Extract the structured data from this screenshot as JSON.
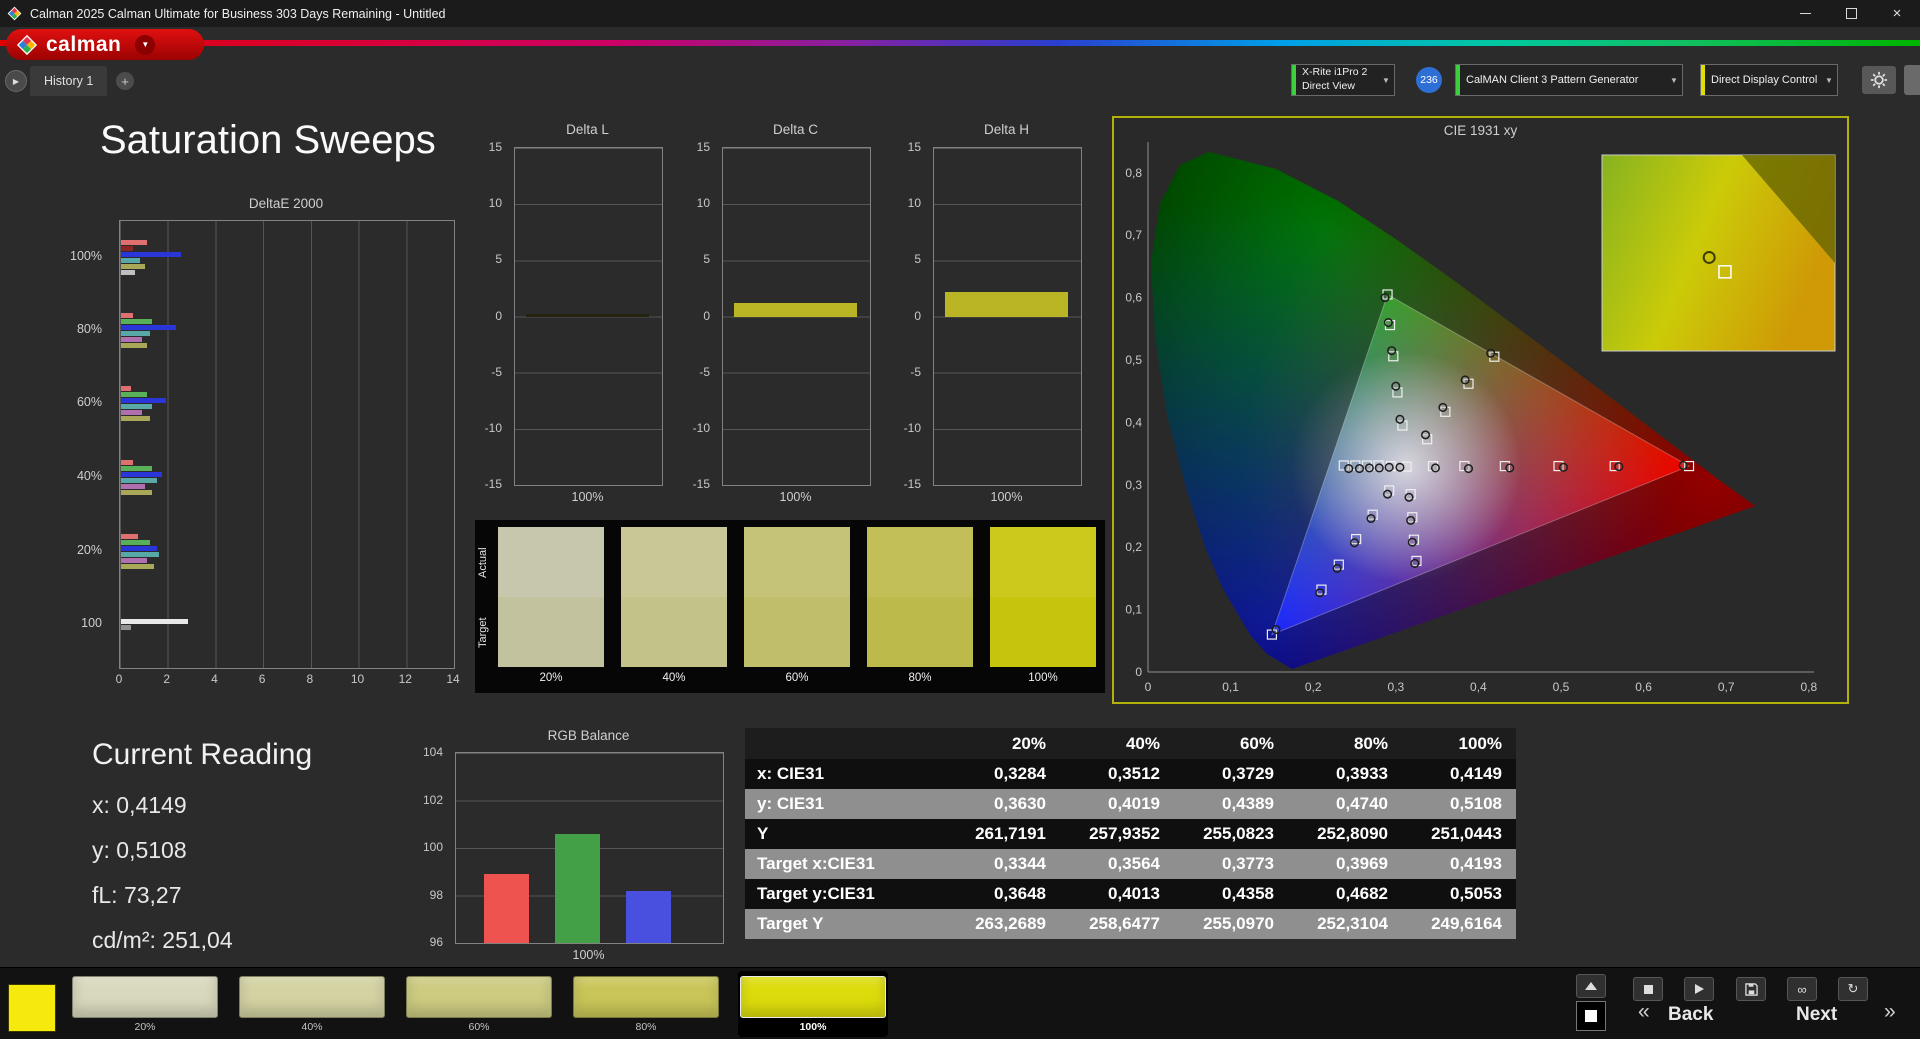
{
  "window": {
    "title": "Calman 2025 Calman Ultimate for Business 303 Days Remaining - Untitled"
  },
  "brand": {
    "logo_text": "calman"
  },
  "tab_bar": {
    "history_tab": "History 1"
  },
  "toolbar": {
    "meter_line1": "X-Rite i1Pro 2",
    "meter_line2": "Direct View",
    "meter_badge": "236",
    "pattern_generator": "CalMAN Client 3 Pattern Generator",
    "display_control": "Direct Display Control"
  },
  "icons": {
    "dropdown_arrow": "▼",
    "play": "▶",
    "plus": "+",
    "minimize": "–",
    "close": "×",
    "link": "∞",
    "refresh": "↻",
    "back_fast": "«",
    "next_fast": "»"
  },
  "page_title": "Saturation Sweeps",
  "swatch_panel": {
    "row_labels": [
      "Actual",
      "Target"
    ],
    "items": [
      {
        "label": "20%",
        "actual": "#c7c7ad",
        "target": "#c2c29f"
      },
      {
        "label": "40%",
        "actual": "#c8c795",
        "target": "#c3c289"
      },
      {
        "label": "60%",
        "actual": "#c5c377",
        "target": "#c0be6a"
      },
      {
        "label": "80%",
        "actual": "#c2bf58",
        "target": "#bdba4c"
      },
      {
        "label": "100%",
        "actual": "#ccc91c",
        "target": "#c7c40e"
      }
    ]
  },
  "current_reading": {
    "title": "Current Reading",
    "lines": [
      "x: 0,4149",
      "y: 0,5108",
      "fL: 73,27",
      "cd/m²: 251,04"
    ]
  },
  "table": {
    "headers": [
      "20%",
      "40%",
      "60%",
      "80%",
      "100%"
    ],
    "rows": [
      {
        "label": "x: CIE31",
        "shade": "dark",
        "values": [
          "0,3284",
          "0,3512",
          "0,3729",
          "0,3933",
          "0,4149"
        ]
      },
      {
        "label": "y: CIE31",
        "shade": "gray",
        "values": [
          "0,3630",
          "0,4019",
          "0,4389",
          "0,4740",
          "0,5108"
        ]
      },
      {
        "label": "Y",
        "shade": "dark",
        "values": [
          "261,7191",
          "257,9352",
          "255,0823",
          "252,8090",
          "251,0443"
        ]
      },
      {
        "label": "Target x:CIE31",
        "shade": "gray",
        "values": [
          "0,3344",
          "0,3564",
          "0,3773",
          "0,3969",
          "0,4193"
        ]
      },
      {
        "label": "Target y:CIE31",
        "shade": "dark",
        "values": [
          "0,3648",
          "0,4013",
          "0,4358",
          "0,4682",
          "0,5053"
        ]
      },
      {
        "label": "Target Y",
        "shade": "gray",
        "values": [
          "263,2689",
          "258,6477",
          "255,0970",
          "252,3104",
          "249,6164"
        ]
      }
    ]
  },
  "bottom_bar": {
    "current_color": "#f6ea0c",
    "swatches": [
      {
        "label": "20%",
        "color": "#d8d8bd"
      },
      {
        "label": "40%",
        "color": "#d3d2a2"
      },
      {
        "label": "60%",
        "color": "#cccb80"
      },
      {
        "label": "80%",
        "color": "#c9c558"
      },
      {
        "label": "100%",
        "color": "#dcdc0c",
        "selected": true
      }
    ],
    "back_label": "Back",
    "next_label": "Next"
  },
  "chart_data": [
    {
      "type": "bar",
      "title": "DeltaE 2000",
      "orientation": "horizontal",
      "xlim": [
        0,
        14
      ],
      "xticks": [
        "0",
        "2",
        "4",
        "6",
        "8",
        "10",
        "12",
        "14"
      ],
      "groups": [
        {
          "label": "100%",
          "bars": [
            {
              "v": 1.1,
              "c": "#e07070"
            },
            {
              "v": 0.5,
              "c": "#8a2525"
            },
            {
              "v": 2.5,
              "c": "#2b36d9"
            },
            {
              "v": 0.8,
              "c": "#58a8a8"
            },
            {
              "v": 1.0,
              "c": "#a8a858"
            },
            {
              "v": 0.6,
              "c": "#c0c0c0"
            }
          ]
        },
        {
          "label": "80%",
          "bars": [
            {
              "v": 0.5,
              "c": "#e07070"
            },
            {
              "v": 1.3,
              "c": "#58b058"
            },
            {
              "v": 2.3,
              "c": "#2b36d9"
            },
            {
              "v": 1.2,
              "c": "#58a8a8"
            },
            {
              "v": 0.9,
              "c": "#b070b0"
            },
            {
              "v": 1.1,
              "c": "#a8a858"
            }
          ]
        },
        {
          "label": "60%",
          "bars": [
            {
              "v": 0.4,
              "c": "#e07070"
            },
            {
              "v": 1.1,
              "c": "#58b058"
            },
            {
              "v": 1.9,
              "c": "#2b36d9"
            },
            {
              "v": 1.3,
              "c": "#58a8a8"
            },
            {
              "v": 0.9,
              "c": "#b070b0"
            },
            {
              "v": 1.2,
              "c": "#a8a858"
            }
          ]
        },
        {
          "label": "40%",
          "bars": [
            {
              "v": 0.5,
              "c": "#e07070"
            },
            {
              "v": 1.3,
              "c": "#58b058"
            },
            {
              "v": 1.7,
              "c": "#2b36d9"
            },
            {
              "v": 1.5,
              "c": "#58a8a8"
            },
            {
              "v": 1.0,
              "c": "#b070b0"
            },
            {
              "v": 1.3,
              "c": "#a8a858"
            }
          ]
        },
        {
          "label": "20%",
          "bars": [
            {
              "v": 0.7,
              "c": "#e07070"
            },
            {
              "v": 1.2,
              "c": "#58b058"
            },
            {
              "v": 1.5,
              "c": "#2b36d9"
            },
            {
              "v": 1.6,
              "c": "#58a8a8"
            },
            {
              "v": 1.1,
              "c": "#b070b0"
            },
            {
              "v": 1.4,
              "c": "#a8a858"
            }
          ]
        },
        {
          "label": "100",
          "bars": [
            {
              "v": 2.8,
              "c": "#e8e8e8"
            },
            {
              "v": 0.4,
              "c": "#909090"
            }
          ]
        }
      ]
    },
    {
      "type": "bar",
      "title": "Delta L",
      "ylim": [
        -15,
        15
      ],
      "yticks": [
        "15",
        "10",
        "5",
        "0",
        "-5",
        "-10",
        "-15"
      ],
      "xlabel": "100%",
      "values": [
        0.25
      ],
      "color": "#23230f"
    },
    {
      "type": "bar",
      "title": "Delta C",
      "ylim": [
        -15,
        15
      ],
      "yticks": [
        "15",
        "10",
        "5",
        "0",
        "-5",
        "-10",
        "-15"
      ],
      "xlabel": "100%",
      "values": [
        1.2
      ],
      "color": "#b9b525"
    },
    {
      "type": "bar",
      "title": "Delta H",
      "ylim": [
        -15,
        15
      ],
      "yticks": [
        "15",
        "10",
        "5",
        "0",
        "-5",
        "-10",
        "-15"
      ],
      "xlabel": "100%",
      "values": [
        2.2
      ],
      "color": "#b9b525"
    },
    {
      "type": "scatter",
      "title": "CIE 1931 xy",
      "xlim": [
        0,
        0.8
      ],
      "ylim": [
        0,
        0.8
      ],
      "xticks": [
        "0",
        "0,1",
        "0,2",
        "0,3",
        "0,4",
        "0,5",
        "0,6",
        "0,7",
        "0,8"
      ],
      "yticks": [
        "0,8",
        "0,7",
        "0,6",
        "0,5",
        "0,4",
        "0,3",
        "0,2",
        "0,1",
        "0"
      ],
      "gamut_triangle": [
        [
          0.655,
          0.33
        ],
        [
          0.29,
          0.605
        ],
        [
          0.15,
          0.06
        ]
      ],
      "white_point": [
        0.3127,
        0.329
      ],
      "targets": [
        [
          0.237,
          0.331
        ],
        [
          0.251,
          0.331
        ],
        [
          0.265,
          0.331
        ],
        [
          0.279,
          0.331
        ],
        [
          0.294,
          0.33
        ],
        [
          0.313,
          0.329
        ],
        [
          0.345,
          0.33
        ],
        [
          0.383,
          0.33
        ],
        [
          0.432,
          0.33
        ],
        [
          0.497,
          0.33
        ],
        [
          0.565,
          0.33
        ],
        [
          0.655,
          0.33
        ],
        [
          0.308,
          0.395
        ],
        [
          0.302,
          0.448
        ],
        [
          0.297,
          0.506
        ],
        [
          0.293,
          0.556
        ],
        [
          0.29,
          0.605
        ],
        [
          0.338,
          0.373
        ],
        [
          0.36,
          0.417
        ],
        [
          0.388,
          0.462
        ],
        [
          0.4193,
          0.5053
        ],
        [
          0.292,
          0.291
        ],
        [
          0.272,
          0.252
        ],
        [
          0.252,
          0.213
        ],
        [
          0.231,
          0.172
        ],
        [
          0.21,
          0.132
        ],
        [
          0.15,
          0.06
        ],
        [
          0.318,
          0.285
        ],
        [
          0.32,
          0.248
        ],
        [
          0.322,
          0.212
        ],
        [
          0.325,
          0.178
        ]
      ],
      "measured": [
        [
          0.243,
          0.326
        ],
        [
          0.256,
          0.326
        ],
        [
          0.268,
          0.327
        ],
        [
          0.28,
          0.327
        ],
        [
          0.292,
          0.328
        ],
        [
          0.305,
          0.328
        ],
        [
          0.348,
          0.327
        ],
        [
          0.388,
          0.326
        ],
        [
          0.438,
          0.327
        ],
        [
          0.503,
          0.328
        ],
        [
          0.57,
          0.329
        ],
        [
          0.648,
          0.331
        ],
        [
          0.305,
          0.405
        ],
        [
          0.3,
          0.458
        ],
        [
          0.295,
          0.515
        ],
        [
          0.291,
          0.56
        ],
        [
          0.287,
          0.6
        ],
        [
          0.336,
          0.38
        ],
        [
          0.357,
          0.424
        ],
        [
          0.384,
          0.468
        ],
        [
          0.4149,
          0.5108
        ],
        [
          0.29,
          0.285
        ],
        [
          0.27,
          0.246
        ],
        [
          0.25,
          0.207
        ],
        [
          0.229,
          0.166
        ],
        [
          0.208,
          0.127
        ],
        [
          0.155,
          0.068
        ],
        [
          0.316,
          0.28
        ],
        [
          0.318,
          0.243
        ],
        [
          0.32,
          0.208
        ],
        [
          0.323,
          0.174
        ]
      ],
      "inset": {
        "region": [
          0.385,
          0.475,
          0.45,
          0.55
        ],
        "measured": [
          0.4149,
          0.5108
        ],
        "target": [
          0.4193,
          0.5053
        ]
      }
    },
    {
      "type": "bar",
      "title": "RGB Balance",
      "ylim": [
        96,
        104
      ],
      "yticks": [
        "104",
        "102",
        "100",
        "98",
        "96"
      ],
      "categories": [
        "Red",
        "Green",
        "Blue"
      ],
      "values": [
        98.9,
        100.6,
        98.2
      ],
      "colors": [
        "#ef5350",
        "#43a047",
        "#4950e0"
      ],
      "xlabel": "100%"
    }
  ]
}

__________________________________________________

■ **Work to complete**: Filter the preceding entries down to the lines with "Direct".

■ **Reply**:
    "meter_line2": "Direct View",
    "display_control": "Direct Display Control"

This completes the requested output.